Your task is to restate word for word the lines of the listing below that start at the one containing "Convert this screenshot" and run to the end; please add nothing.

---

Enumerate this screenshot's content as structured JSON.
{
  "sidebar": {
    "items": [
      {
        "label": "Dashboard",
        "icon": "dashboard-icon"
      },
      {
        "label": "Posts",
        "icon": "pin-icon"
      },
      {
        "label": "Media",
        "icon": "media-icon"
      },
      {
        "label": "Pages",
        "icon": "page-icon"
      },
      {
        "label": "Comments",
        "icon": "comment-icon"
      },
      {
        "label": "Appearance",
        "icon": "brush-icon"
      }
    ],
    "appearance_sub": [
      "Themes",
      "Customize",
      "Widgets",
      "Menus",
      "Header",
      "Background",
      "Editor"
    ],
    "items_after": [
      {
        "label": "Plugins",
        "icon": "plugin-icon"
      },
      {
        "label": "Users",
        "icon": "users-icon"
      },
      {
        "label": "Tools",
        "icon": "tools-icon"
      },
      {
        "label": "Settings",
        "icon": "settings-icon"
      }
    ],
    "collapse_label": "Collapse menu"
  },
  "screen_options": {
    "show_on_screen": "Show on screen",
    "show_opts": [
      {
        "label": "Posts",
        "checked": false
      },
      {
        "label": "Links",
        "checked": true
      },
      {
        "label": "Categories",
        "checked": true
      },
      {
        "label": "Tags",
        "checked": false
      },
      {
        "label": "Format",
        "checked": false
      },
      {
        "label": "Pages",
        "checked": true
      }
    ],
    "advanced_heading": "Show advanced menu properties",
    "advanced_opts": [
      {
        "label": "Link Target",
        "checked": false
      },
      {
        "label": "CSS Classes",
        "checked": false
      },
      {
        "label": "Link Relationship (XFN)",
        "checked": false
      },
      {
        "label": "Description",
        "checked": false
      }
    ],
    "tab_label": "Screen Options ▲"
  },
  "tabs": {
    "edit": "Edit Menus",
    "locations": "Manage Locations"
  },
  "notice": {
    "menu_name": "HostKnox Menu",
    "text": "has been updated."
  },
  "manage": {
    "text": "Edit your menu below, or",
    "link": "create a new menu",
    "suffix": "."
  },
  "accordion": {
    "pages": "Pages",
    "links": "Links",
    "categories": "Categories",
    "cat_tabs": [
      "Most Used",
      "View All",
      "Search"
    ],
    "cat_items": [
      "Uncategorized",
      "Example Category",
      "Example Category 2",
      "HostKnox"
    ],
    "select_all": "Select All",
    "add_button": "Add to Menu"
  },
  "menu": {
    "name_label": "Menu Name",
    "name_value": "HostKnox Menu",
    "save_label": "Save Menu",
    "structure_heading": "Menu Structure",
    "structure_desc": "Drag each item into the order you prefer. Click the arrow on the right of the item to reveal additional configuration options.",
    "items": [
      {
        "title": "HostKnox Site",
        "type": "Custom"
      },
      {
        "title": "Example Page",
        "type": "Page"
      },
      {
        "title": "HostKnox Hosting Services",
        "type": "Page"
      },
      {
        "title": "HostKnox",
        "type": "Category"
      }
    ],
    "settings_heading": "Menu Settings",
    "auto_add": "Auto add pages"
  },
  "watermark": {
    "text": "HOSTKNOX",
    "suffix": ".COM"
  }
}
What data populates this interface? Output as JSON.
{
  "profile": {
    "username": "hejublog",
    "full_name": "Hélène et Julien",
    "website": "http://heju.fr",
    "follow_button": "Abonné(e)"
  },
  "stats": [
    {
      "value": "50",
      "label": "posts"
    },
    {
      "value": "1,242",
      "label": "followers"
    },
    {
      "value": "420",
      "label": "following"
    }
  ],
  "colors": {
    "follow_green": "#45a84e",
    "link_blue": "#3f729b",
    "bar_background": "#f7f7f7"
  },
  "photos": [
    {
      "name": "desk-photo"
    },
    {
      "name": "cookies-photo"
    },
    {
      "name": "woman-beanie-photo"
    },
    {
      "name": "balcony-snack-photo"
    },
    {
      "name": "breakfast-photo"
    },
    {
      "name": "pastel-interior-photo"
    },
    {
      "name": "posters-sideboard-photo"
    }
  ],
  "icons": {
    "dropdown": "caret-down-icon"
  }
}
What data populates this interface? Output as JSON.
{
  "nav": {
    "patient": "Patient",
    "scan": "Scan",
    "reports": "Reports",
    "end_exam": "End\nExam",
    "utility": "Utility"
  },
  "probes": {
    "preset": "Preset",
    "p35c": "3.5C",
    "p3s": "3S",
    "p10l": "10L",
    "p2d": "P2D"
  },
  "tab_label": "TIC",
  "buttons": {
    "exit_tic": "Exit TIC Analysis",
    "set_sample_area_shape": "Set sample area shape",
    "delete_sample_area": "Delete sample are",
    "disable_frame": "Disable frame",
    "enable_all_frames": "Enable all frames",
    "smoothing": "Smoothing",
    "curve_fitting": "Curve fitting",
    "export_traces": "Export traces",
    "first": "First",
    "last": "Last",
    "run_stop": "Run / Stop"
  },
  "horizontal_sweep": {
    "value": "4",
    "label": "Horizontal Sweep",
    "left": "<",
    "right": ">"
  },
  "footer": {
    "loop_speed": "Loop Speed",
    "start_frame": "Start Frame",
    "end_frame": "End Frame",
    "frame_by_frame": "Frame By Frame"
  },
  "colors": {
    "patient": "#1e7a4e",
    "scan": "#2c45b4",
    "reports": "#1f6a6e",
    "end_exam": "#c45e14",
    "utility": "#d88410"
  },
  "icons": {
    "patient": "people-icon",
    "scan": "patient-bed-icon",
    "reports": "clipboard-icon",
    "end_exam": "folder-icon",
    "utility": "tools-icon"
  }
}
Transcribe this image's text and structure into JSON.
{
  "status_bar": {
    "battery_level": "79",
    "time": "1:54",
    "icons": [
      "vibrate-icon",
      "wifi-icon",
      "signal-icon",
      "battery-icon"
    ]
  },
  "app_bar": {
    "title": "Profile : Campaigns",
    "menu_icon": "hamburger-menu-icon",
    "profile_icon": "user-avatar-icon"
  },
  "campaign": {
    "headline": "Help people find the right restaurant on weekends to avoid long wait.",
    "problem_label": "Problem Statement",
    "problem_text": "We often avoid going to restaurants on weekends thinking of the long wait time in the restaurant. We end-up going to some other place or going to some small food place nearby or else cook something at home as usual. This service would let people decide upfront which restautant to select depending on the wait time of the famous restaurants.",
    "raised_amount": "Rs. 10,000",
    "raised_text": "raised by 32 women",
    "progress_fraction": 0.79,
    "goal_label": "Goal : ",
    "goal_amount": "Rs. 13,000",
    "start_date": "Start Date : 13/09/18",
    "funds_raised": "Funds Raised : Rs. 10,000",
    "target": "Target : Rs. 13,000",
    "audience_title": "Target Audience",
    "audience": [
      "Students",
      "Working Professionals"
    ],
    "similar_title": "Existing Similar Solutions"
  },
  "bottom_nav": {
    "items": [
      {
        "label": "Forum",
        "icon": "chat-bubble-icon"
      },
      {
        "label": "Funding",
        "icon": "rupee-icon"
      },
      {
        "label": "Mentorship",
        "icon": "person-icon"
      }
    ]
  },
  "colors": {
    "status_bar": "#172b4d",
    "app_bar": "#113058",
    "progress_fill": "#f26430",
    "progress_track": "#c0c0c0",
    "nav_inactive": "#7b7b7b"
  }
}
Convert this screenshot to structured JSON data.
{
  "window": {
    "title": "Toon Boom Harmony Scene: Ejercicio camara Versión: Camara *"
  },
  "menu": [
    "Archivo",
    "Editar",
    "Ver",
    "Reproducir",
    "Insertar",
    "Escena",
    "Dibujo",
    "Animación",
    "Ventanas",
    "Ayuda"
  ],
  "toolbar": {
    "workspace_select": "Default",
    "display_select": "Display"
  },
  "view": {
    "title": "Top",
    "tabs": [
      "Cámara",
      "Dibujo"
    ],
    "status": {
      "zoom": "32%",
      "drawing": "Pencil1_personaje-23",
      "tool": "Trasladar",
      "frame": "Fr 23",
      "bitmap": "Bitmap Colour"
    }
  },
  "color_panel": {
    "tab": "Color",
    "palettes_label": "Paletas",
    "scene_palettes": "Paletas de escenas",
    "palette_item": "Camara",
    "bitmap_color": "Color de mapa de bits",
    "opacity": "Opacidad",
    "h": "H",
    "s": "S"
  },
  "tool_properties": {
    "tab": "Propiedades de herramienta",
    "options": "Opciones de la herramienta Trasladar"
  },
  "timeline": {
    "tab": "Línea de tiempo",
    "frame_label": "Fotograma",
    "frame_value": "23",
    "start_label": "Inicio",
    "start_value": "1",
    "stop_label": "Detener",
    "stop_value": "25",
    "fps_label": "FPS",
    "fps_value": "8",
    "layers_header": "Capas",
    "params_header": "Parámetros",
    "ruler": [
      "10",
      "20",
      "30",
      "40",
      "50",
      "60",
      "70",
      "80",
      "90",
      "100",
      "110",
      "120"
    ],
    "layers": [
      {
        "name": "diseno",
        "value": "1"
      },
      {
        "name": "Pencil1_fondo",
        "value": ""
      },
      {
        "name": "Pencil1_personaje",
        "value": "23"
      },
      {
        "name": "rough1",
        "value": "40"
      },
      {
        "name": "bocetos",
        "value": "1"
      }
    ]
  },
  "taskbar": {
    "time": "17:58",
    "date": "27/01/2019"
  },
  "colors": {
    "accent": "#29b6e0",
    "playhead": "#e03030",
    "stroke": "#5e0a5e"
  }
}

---

-- RESPONSE --
Convert this screenshot to structured JSON data.
{
  "window": {
    "title": "Toon Boom Harmony Scene: Ejercicio camara Versión: Camara *"
  },
  "menu": [
    "Archivo",
    "Editar",
    "Ver",
    "Reproducir",
    "Insertar",
    "Escena",
    "Dibujo",
    "Animación",
    "Ventanas",
    "Ayuda"
  ],
  "toolbar": {
    "workspace_select": "Default",
    "display_select": "Display"
  },
  "view": {
    "title": "Top",
    "tabs": [
      "Cámara",
      "Dibujo"
    ],
    "status": {
      "zoom": "32%",
      "drawing": "Pencil1_personaje-23",
      "tool": "Trasladar",
      "frame": "Fr 23",
      "bitmap": "Bitmap Colour"
    }
  },
  "color_panel": {
    "tab": "Color",
    "palettes_label": "Paletas",
    "scene_palettes": "Paletas de escenas",
    "palette_item": "Camara",
    "bitmap_color": "Color de mapa de bits",
    "opacity": "Opacidad",
    "h": "H",
    "s": "S"
  },
  "tool_properties": {
    "tab": "Propiedades de herramienta",
    "options": "Opciones de la herramienta Trasladar"
  },
  "timeline": {
    "tab": "Línea de tiempo",
    "frame_label": "Fotograma",
    "frame_value": "23",
    "start_label": "Inicio",
    "start_value": "1",
    "stop_label": "Detener",
    "stop_value": "25",
    "fps_label": "FPS",
    "fps_value": "8",
    "layers_header": "Capas",
    "params_header": "Parámetros",
    "ruler": [
      "10",
      "20",
      "30",
      "40",
      "50",
      "60",
      "70",
      "80",
      "90",
      "100",
      "110",
      "120"
    ],
    "layers": [
      {
        "name": "diseno",
        "value": "1"
      },
      {
        "name": "Pencil1_fondo",
        "value": ""
      },
      {
        "name": "Pencil1_personaje",
        "value": "23"
      },
      {
        "name": "rough1",
        "value": "40"
      },
      {
        "name": "bocetos",
        "value": "1"
      }
    ]
  },
  "taskbar": {
    "time": "17:58",
    "date": "27/01/2019"
  },
  "colors": {
    "accent": "#29b6e0",
    "playhead": "#e03030",
    "stroke": "#5e0a5e"
  }
}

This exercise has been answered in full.